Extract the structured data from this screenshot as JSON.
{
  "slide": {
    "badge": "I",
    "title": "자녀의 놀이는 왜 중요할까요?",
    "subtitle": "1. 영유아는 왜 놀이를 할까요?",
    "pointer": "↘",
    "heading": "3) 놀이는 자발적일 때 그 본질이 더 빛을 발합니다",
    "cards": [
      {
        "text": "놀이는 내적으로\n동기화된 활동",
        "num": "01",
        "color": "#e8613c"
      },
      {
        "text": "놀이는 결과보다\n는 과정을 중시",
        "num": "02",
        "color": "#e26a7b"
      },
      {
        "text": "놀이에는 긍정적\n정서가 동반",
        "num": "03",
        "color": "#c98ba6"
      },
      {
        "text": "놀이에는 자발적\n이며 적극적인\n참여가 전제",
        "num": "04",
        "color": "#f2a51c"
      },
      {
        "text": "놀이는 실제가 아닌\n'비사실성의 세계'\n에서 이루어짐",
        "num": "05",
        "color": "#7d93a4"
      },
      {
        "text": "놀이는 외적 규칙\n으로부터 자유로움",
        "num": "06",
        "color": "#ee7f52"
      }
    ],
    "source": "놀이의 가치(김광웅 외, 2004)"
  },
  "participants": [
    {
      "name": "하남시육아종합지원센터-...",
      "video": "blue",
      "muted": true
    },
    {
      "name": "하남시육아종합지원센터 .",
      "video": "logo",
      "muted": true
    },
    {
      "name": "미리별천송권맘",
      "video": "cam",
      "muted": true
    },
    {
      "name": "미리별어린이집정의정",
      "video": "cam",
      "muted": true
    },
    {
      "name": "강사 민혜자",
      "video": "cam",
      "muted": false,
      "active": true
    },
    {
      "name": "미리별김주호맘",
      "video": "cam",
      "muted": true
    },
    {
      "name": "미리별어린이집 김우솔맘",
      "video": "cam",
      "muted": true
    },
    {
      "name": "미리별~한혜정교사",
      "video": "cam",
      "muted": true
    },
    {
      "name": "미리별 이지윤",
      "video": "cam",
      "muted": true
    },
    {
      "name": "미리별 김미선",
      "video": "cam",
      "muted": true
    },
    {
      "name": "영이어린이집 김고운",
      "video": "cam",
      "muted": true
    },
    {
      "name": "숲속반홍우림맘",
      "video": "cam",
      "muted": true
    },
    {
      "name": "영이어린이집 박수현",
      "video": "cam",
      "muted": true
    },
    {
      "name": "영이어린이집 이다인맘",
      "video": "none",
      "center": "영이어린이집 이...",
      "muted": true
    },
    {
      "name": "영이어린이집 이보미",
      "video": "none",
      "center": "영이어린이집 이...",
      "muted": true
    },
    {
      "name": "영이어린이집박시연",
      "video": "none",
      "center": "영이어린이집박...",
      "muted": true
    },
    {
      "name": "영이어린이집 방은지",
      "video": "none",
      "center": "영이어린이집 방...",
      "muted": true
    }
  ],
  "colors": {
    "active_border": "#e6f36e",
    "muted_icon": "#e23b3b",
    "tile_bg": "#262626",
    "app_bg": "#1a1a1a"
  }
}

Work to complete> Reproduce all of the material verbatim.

Result>
Extract the structured data from this screenshot as JSON.
{
  "slide": {
    "badge": "I",
    "title": "자녀의 놀이는 왜 중요할까요?",
    "subtitle": "1. 영유아는 왜 놀이를 할까요?",
    "pointer": "↘",
    "heading": "3) 놀이는 자발적일 때 그 본질이 더 빛을 발합니다",
    "cards": [
      {
        "text": "놀이는 내적으로\n동기화된 활동",
        "num": "01",
        "color": "#e8613c"
      },
      {
        "text": "놀이는 결과보다\n는 과정을 중시",
        "num": "02",
        "color": "#e26a7b"
      },
      {
        "text": "놀이에는 긍정적\n정서가 동반",
        "num": "03",
        "color": "#c98ba6"
      },
      {
        "text": "놀이에는 자발적\n이며 적극적인\n참여가 전제",
        "num": "04",
        "color": "#f2a51c"
      },
      {
        "text": "놀이는 실제가 아닌\n'비사실성의 세계'\n에서 이루어짐",
        "num": "05",
        "color": "#7d93a4"
      },
      {
        "text": "놀이는 외적 규칙\n으로부터 자유로움",
        "num": "06",
        "color": "#ee7f52"
      }
    ],
    "source": "놀이의 가치(김광웅 외, 2004)"
  },
  "participants": [
    {
      "name": "하남시육아종합지원센터-...",
      "video": "blue",
      "muted": true
    },
    {
      "name": "하남시육아종합지원센터 .",
      "video": "logo",
      "muted": true
    },
    {
      "name": "미리별천송권맘",
      "video": "cam",
      "muted": true
    },
    {
      "name": "미리별어린이집정의정",
      "video": "cam",
      "muted": true
    },
    {
      "name": "강사 민혜자",
      "video": "cam",
      "muted": false,
      "active": true
    },
    {
      "name": "미리별김주호맘",
      "video": "cam",
      "muted": true
    },
    {
      "name": "미리별어린이집 김우솔맘",
      "video": "cam",
      "muted": true
    },
    {
      "name": "미리별~한혜정교사",
      "video": "cam",
      "muted": true
    },
    {
      "name": "미리별 이지윤",
      "video": "cam",
      "muted": true
    },
    {
      "name": "미리별 김미선",
      "video": "cam",
      "muted": true
    },
    {
      "name": "영이어린이집 김고운",
      "video": "cam",
      "muted": true
    },
    {
      "name": "숲속반홍우림맘",
      "video": "cam",
      "muted": true
    },
    {
      "name": "영이어린이집 박수현",
      "video": "cam",
      "muted": true
    },
    {
      "name": "영이어린이집 이다인맘",
      "video": "none",
      "center": "영이어린이집 이...",
      "muted": true
    },
    {
      "name": "영이어린이집 이보미",
      "video": "none",
      "center": "영이어린이집 이...",
      "muted": true
    },
    {
      "name": "영이어린이집박시연",
      "video": "none",
      "center": "영이어린이집박...",
      "muted": true
    },
    {
      "name": "영이어린이집 방은지",
      "video": "none",
      "center": "영이어린이집 방...",
      "muted": true
    }
  ],
  "colors": {
    "active_border": "#e6f36e",
    "muted_icon": "#e23b3b",
    "tile_bg": "#262626",
    "app_bg": "#1a1a1a"
  }
}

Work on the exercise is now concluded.